A night showcasing grit, skill and celebs
On Saturday night, resident Southland Times boxing enthusiast Logan Savory got the opportunity to attend the Fight for Life event in Auckland for the first time. He shares his experience of the night from a spectator's point of view and discusses what makes it such a successful venture for the organisers.
The Fight for Life is a night when people better known in other sporting fields are put into the boxing ring.
It puts people's reputations on the line and gets people talking about just who can and will handle themselves better in the boxing ring.
Rene Ranger or Greg Bird? Paul Gallen or Hika Elliott? Is Eric Murray mad jumping in the ring with Manu Vatuvei?
These questions created some debate in the lead-up to the Auckland event and, to be fair, the fights delivered on the expectations as these gutsy sportspeople stepped out of their comfort zones and into the ring.
There's no secret they were well compensated for taking on the challenge but it's hard to put an argument forward that they didn't deserve that money.
However, despite all this, as a spectator it fast became obvious this was more than a boxing event.
In fact, at times, the boxing seemed somewhat of a sideshow.
For the "celebrities" and leading business folk in Auckland, it is obviously the place to be seen and it was networking central as they mingled throughout the night, often with little regard to the boxing.
I'd suggest this is one of a few key reasons that this event is gaining in popularity every year and why promotions company Duco Events has developed an impressive money-making venture within its stable of other events.
The boxing gets the people there, but when they are there, the night is more than just what goes on in the ring.
Being in this environment was eye-opening, in some regards, for a bloke from little old Invercargill.
It was "spot the celebrity" on Saturday night around the corporate tables at Trusts Stadium in Waitakere as the who's who of New Zealand sport, entertainment and politics converged on the venue.
It mirrors what goes on in the NBA, where the Hollywood stars sit court-side and help create the impression that it's the place to be seen.
It is that celebrity touch to the Fight for Life - which has been well fuelled by these calculated organisers at Duco Events - that seems to help make this a winner for all involved.
The ringside tables of 10 people go for $13,794.25 and reduce to $6894.25 for those tables in the back rows - it takes some pulling power to get people to cough up this sort of money, but it happens at the Fight for Life and looks likely to continue.
The other major development this year for organisers David Higgins and Dean Lonergan was tapping into the Australian pay-per-view market.
The signing of the likes of Willie Mason, Paul Gallen and Greg Bird to fight meant this had quickly grown from a high-profile New Zealand event to one that has now captured some interest in Australia.
This unique event only looks set to get bigger.
From a boxing point of view, the night was a great promotion for the sport.

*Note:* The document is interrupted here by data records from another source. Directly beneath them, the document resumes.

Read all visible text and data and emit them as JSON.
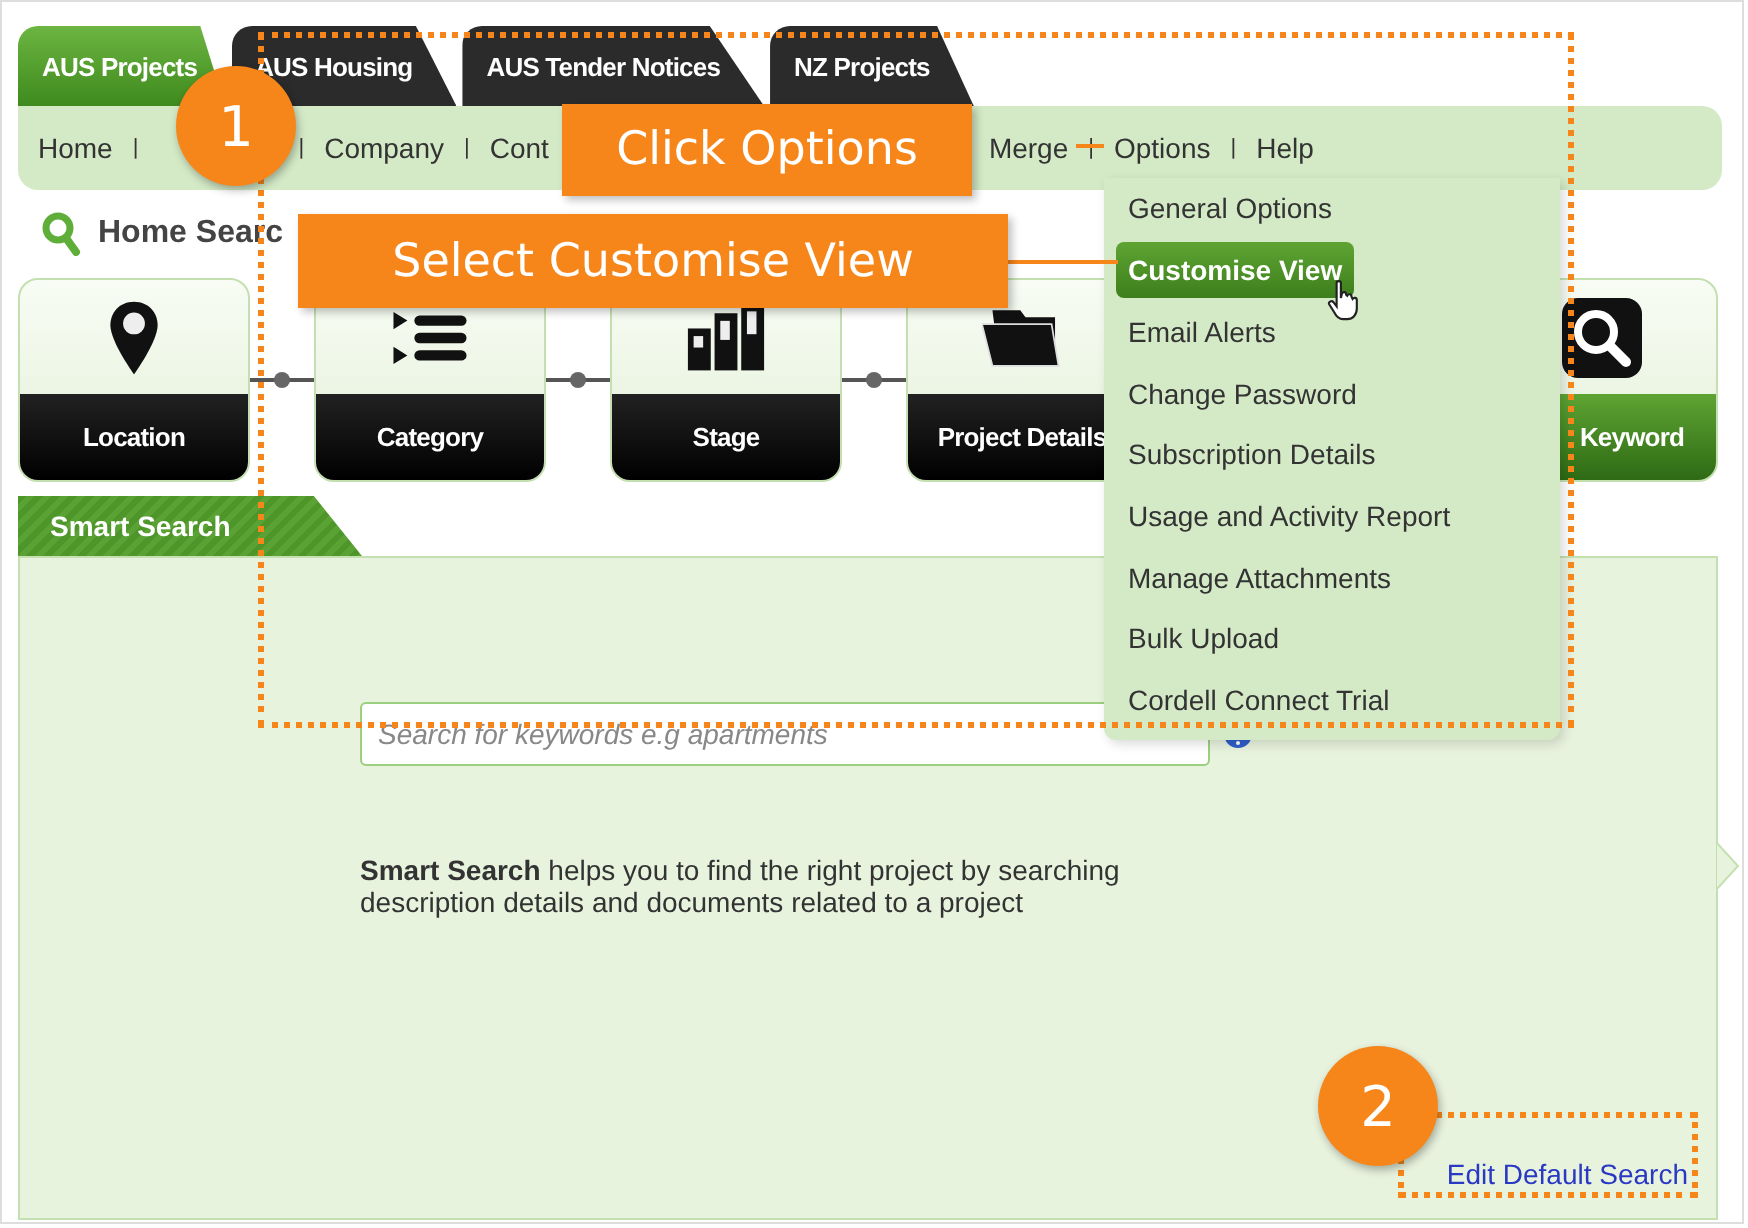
{
  "tabs": [
    {
      "label": "AUS Projects",
      "selected": true
    },
    {
      "label": "AUS Housing",
      "selected": false
    },
    {
      "label": "AUS Tender Notices",
      "selected": false
    },
    {
      "label": "NZ Projects",
      "selected": false
    }
  ],
  "nav": [
    {
      "kind": "link",
      "label": "Home"
    },
    {
      "kind": "separator",
      "label": "|"
    },
    {
      "kind": "separator",
      "label": "|"
    },
    {
      "kind": "link",
      "label": "Company"
    },
    {
      "kind": "separator",
      "label": "|"
    },
    {
      "kind": "link",
      "label": "Cont"
    },
    {
      "kind": "link",
      "label": "Merge"
    },
    {
      "kind": "separator",
      "label": "|"
    },
    {
      "kind": "link",
      "label": "Options"
    },
    {
      "kind": "separator",
      "label": "|"
    },
    {
      "kind": "link",
      "label": "Help"
    }
  ],
  "options_menu": [
    {
      "label": "General Options",
      "selected": false
    },
    {
      "label": "Customise View",
      "selected": true
    },
    {
      "label": "Email Alerts",
      "selected": false
    },
    {
      "label": "Change Password",
      "selected": false
    },
    {
      "label": "Subscription Details",
      "selected": false
    },
    {
      "label": "Usage and Activity Report",
      "selected": false
    },
    {
      "label": "Manage Attachments",
      "selected": false
    },
    {
      "label": "Bulk Upload",
      "selected": false
    },
    {
      "label": "Cordell Connect Trial",
      "selected": false
    }
  ],
  "heading": "Home Searc",
  "steps": [
    {
      "kind": "location",
      "label": "Location",
      "selected": false
    },
    {
      "kind": "category",
      "label": "Category",
      "selected": false
    },
    {
      "kind": "stage",
      "label": "Stage",
      "selected": false
    },
    {
      "kind": "details",
      "label": "Project Details",
      "selected": false
    },
    {
      "kind": "keyword",
      "label": "Keyword",
      "selected": true
    }
  ],
  "smart_search": {
    "tab": "Smart Search",
    "placeholder": "Search for keywords e.g apartments",
    "description": "**Smart Search** helps you to find the right project by searching description details and documents related to a project",
    "link": "Edit Default Search"
  },
  "annotations": {
    "steps": [
      {
        "number": "1"
      },
      {
        "number": "2"
      }
    ],
    "callouts": [
      {
        "text": "Click Options"
      },
      {
        "text": "Select Customise View"
      }
    ]
  }
}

Initially, I had my doubts about mixing celebrity boxing with those who box professionally by putting them on the same card.
I had a feeling it was a slight on those who were trying to make a career out of the sport.
Sometimes I do, however, reluctantly confess to being wrong, and this is one of those times.
Having someone like promising professional heavyweight Joseph Parker as the main event on the Fight for Life showcased the sport at a high level that otherwise wouldn't have happened.
If it wasn't for the celebrity element, many wouldn't have had the opportunity to watch Parker at this stage of his career.
After watching the first-time boxers go about their business and then seeing someone like Parker strut his stuff also highlighted just what it takes to be a professional boxer and how good those boxers are.
The hand speed and general skill shown by Parker was a massive step up from earlier fights in the night.